Picking up where I left off, I ran into a sandstorm just outside of Baker, CA. Visibility was near zero a few times. When it cleared up a bit I took a photo.
That pic doesn't do the storm justice. I had 400 miles to drive to my next campground. Since this was my first time pulling the trailer I decided to cut the distance in half and camp for a night at Park Moabi near Needles, CA.
They now have wi-fi in the campground and that is where I posted the previous blog. The next morning I was treated to a nice sunrise.
Heading out of the campground I saw an interesting sign.
That would be a fun trip. Following the entire length of Route 66...
I rejoined I40 and headed east across the Colorado River into Arizona. Nine miles in I turned south on AZ 95 and headed south. First stop was the London Bridge.
My Brother told me a story about the purchase of this bridge. Seems the buyer thought he was getting the more famous Tower Bridge and he was mislead. I don't know. My Brother is pretty smart, however. Definitely the second smartest of my Parent's two sons.
The area is pretty well built up into a popular tourist destination. Lot's of shops and restaurants.
I keep following the river south and come across the Bill Williams Wildlife Reserve. Very beautiful in the morning light.
I gas up in Parker, AZ. and head east to Alamo Lake State Park.
After setting up camp I make a some tacos, the world's perfect food.
Alamo Lake is around 140 miles east of Phoenix. There are over 200 sites and it is especially popular for fisherman. They range from no hookups to just electric and full hookups. There are fishing tournaments here most weekends. I have never seen a trolling battery recharging station before.
They have a small store and a large boat ramp.
Did I mention that it is popular with fisherman?
I hooked the trailer back up a few days later and headed out.
I noticed a sunrise reflection in my rear side window.
Pretty cool. Remember to focus on the reflection, not your car.
40 miles east of Phoenix is Lost Dutchman State Park.
This is a newer park, opening in December 1977. While Alamo is geared towards the boater, this park has plenty of great trails for the hiker. Free maps are available. There are 72 sites - 38 with water and electricity. In the cooler months reservations are a must. I set up camp and rested my feet.
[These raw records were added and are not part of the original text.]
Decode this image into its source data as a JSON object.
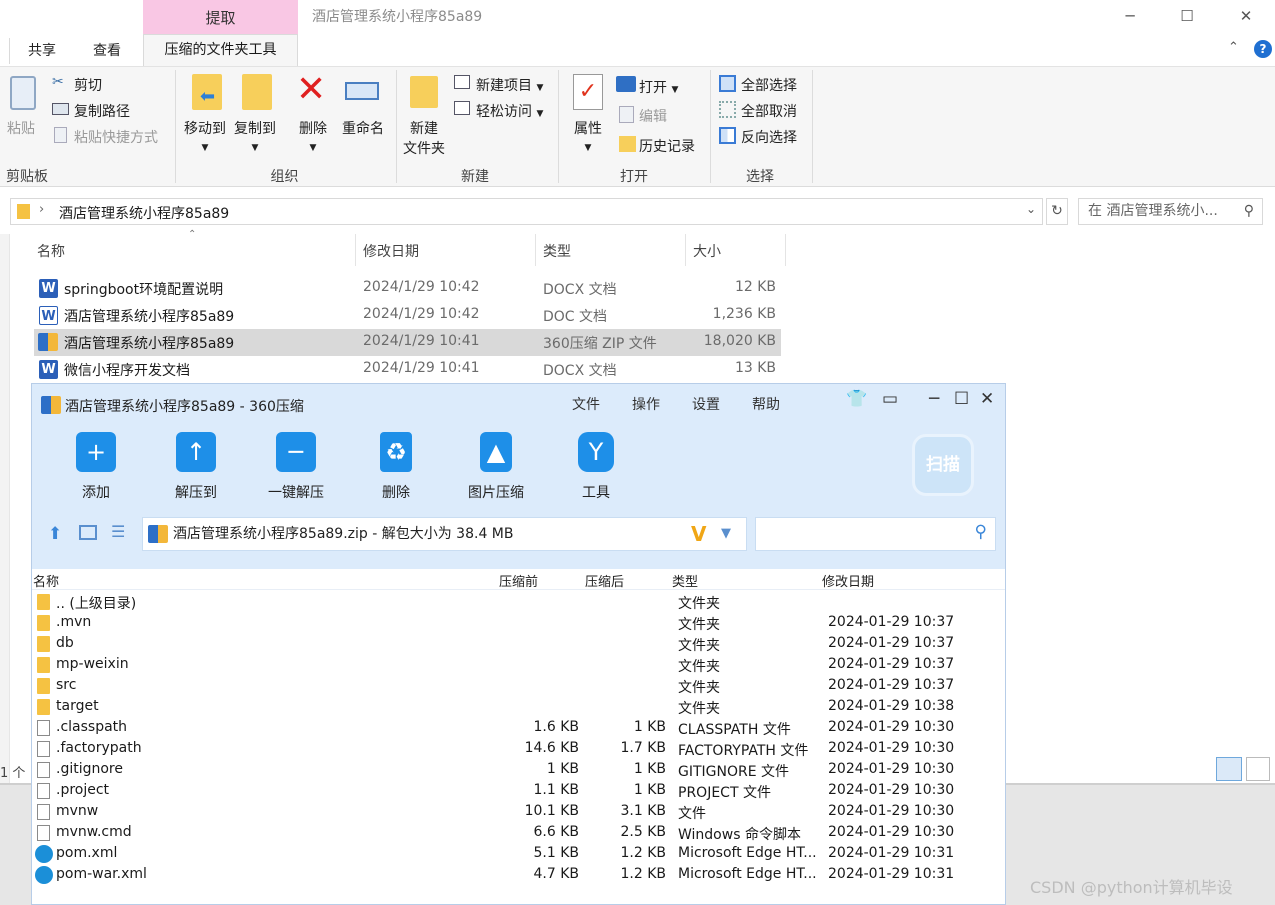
{
  "explorer": {
    "window_title": "酒店管理系统小程序85a89",
    "context_tab": "提取",
    "window_controls": [
      "─",
      "☐",
      "✕"
    ],
    "tabs": [
      "共享",
      "查看",
      "压缩的文件夹工具"
    ],
    "ribbon": {
      "clipboard": {
        "paste": "粘贴",
        "cut": "剪切",
        "copy_path": "复制路径",
        "paste_shortcut": "粘贴快捷方式",
        "label": "剪贴板"
      },
      "organize": {
        "move_to": "移动到",
        "copy_to": "复制到",
        "delete": "删除",
        "rename": "重命名",
        "label": "组织"
      },
      "new": {
        "new_folder_1": "新建",
        "new_folder_2": "文件夹",
        "new_item": "新建项目",
        "easy_access": "轻松访问",
        "label": "新建"
      },
      "open": {
        "properties": "属性",
        "open": "打开",
        "edit": "编辑",
        "history": "历史记录",
        "label": "打开"
      },
      "select": {
        "select_all": "全部选择",
        "select_none": "全部取消",
        "invert": "反向选择",
        "label": "选择"
      }
    },
    "address": "酒店管理系统小程序85a89",
    "search_placeholder": "在 酒店管理系统小...",
    "columns": {
      "name": "名称",
      "date": "修改日期",
      "type": "类型",
      "size": "大小"
    },
    "files": [
      {
        "name": "springboot环境配置说明",
        "date": "2024/1/29 10:42",
        "type": "DOCX 文档",
        "size": "12 KB",
        "icon": "W"
      },
      {
        "name": "酒店管理系统小程序85a89",
        "date": "2024/1/29 10:42",
        "type": "DOC 文档",
        "size": "1,236 KB",
        "icon": "W"
      },
      {
        "name": "酒店管理系统小程序85a89",
        "date": "2024/1/29 10:41",
        "type": "360压缩 ZIP 文件",
        "size": "18,020 KB",
        "icon": "zip"
      },
      {
        "name": "微信小程序开发文档",
        "date": "2024/1/29 10:41",
        "type": "DOCX 文档",
        "size": "13 KB",
        "icon": "W"
      }
    ],
    "status_fragment": "1 个"
  },
  "zip": {
    "title": "酒店管理系统小程序85a89 - 360压缩",
    "menu": [
      "文件",
      "操作",
      "设置",
      "帮助"
    ],
    "tools": [
      "添加",
      "解压到",
      "一键解压",
      "删除",
      "图片压缩",
      "工具"
    ],
    "scan": "扫描",
    "path": "酒店管理系统小程序85a89.zip - 解包大小为 38.4 MB",
    "headers": {
      "name": "名称",
      "before": "压缩前",
      "after": "压缩后",
      "type": "类型",
      "date": "修改日期"
    },
    "rows": [
      {
        "name": ".. (上级目录)",
        "before": "",
        "after": "",
        "type": "文件夹",
        "date": "",
        "icon": "folder"
      },
      {
        "name": ".mvn",
        "before": "",
        "after": "",
        "type": "文件夹",
        "date": "2024-01-29 10:37",
        "icon": "folder"
      },
      {
        "name": "db",
        "before": "",
        "after": "",
        "type": "文件夹",
        "date": "2024-01-29 10:37",
        "icon": "folder"
      },
      {
        "name": "mp-weixin",
        "before": "",
        "after": "",
        "type": "文件夹",
        "date": "2024-01-29 10:37",
        "icon": "folder"
      },
      {
        "name": "src",
        "before": "",
        "after": "",
        "type": "文件夹",
        "date": "2024-01-29 10:37",
        "icon": "folder"
      },
      {
        "name": "target",
        "before": "",
        "after": "",
        "type": "文件夹",
        "date": "2024-01-29 10:38",
        "icon": "folder"
      },
      {
        "name": ".classpath",
        "before": "1.6 KB",
        "after": "1 KB",
        "type": "CLASSPATH 文件",
        "date": "2024-01-29 10:30",
        "icon": "file"
      },
      {
        "name": ".factorypath",
        "before": "14.6 KB",
        "after": "1.7 KB",
        "type": "FACTORYPATH 文件",
        "date": "2024-01-29 10:30",
        "icon": "file"
      },
      {
        "name": ".gitignore",
        "before": "1 KB",
        "after": "1 KB",
        "type": "GITIGNORE 文件",
        "date": "2024-01-29 10:30",
        "icon": "file"
      },
      {
        "name": ".project",
        "before": "1.1 KB",
        "after": "1 KB",
        "type": "PROJECT 文件",
        "date": "2024-01-29 10:30",
        "icon": "file"
      },
      {
        "name": "mvnw",
        "before": "10.1 KB",
        "after": "3.1 KB",
        "type": "文件",
        "date": "2024-01-29 10:30",
        "icon": "file"
      },
      {
        "name": "mvnw.cmd",
        "before": "6.6 KB",
        "after": "2.5 KB",
        "type": "Windows 命令脚本",
        "date": "2024-01-29 10:30",
        "icon": "file"
      },
      {
        "name": "pom.xml",
        "before": "5.1 KB",
        "after": "1.2 KB",
        "type": "Microsoft Edge HT...",
        "date": "2024-01-29 10:31",
        "icon": "edge"
      },
      {
        "name": "pom-war.xml",
        "before": "4.7 KB",
        "after": "1.2 KB",
        "type": "Microsoft Edge HT...",
        "date": "2024-01-29 10:31",
        "icon": "edge"
      }
    ]
  },
  "watermark": "CSDN @python计算机毕设"
}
I was lucky enough to reserve site 38. Several people told me this is the best site in the campground. It has unobstructed views of the the Superstition Mountains. They are called this because as the sun moves across the sky, different shapes appear. In the picture below I see a snake jutting out of the ground on the right and some kind of scary warrior on the left holding a sword and a shield and staring at me.
20 minutes later they were gone. The setting sun cast a warm glow over the mountain.
Almost matches the color of the campfire.
That is an Arizona postcard shot!
I literally turned around to watch the sunset.
As I headed out the next morning I said goodbye to my cactus buddy and stopped at an old ghost and mining town about 1 mile from the park.
Whereas the Bodie Ghost Town near Bridgeport, CA. is basically untouched, this one has some places to eat and shop.
I like the cactus in the middle of the street.
There is even a train that you can ride on that encircles the town.
On the way out I pass one last building.
What's that sign say?
I am not in that big of a hurry...
Regards, Park Ranger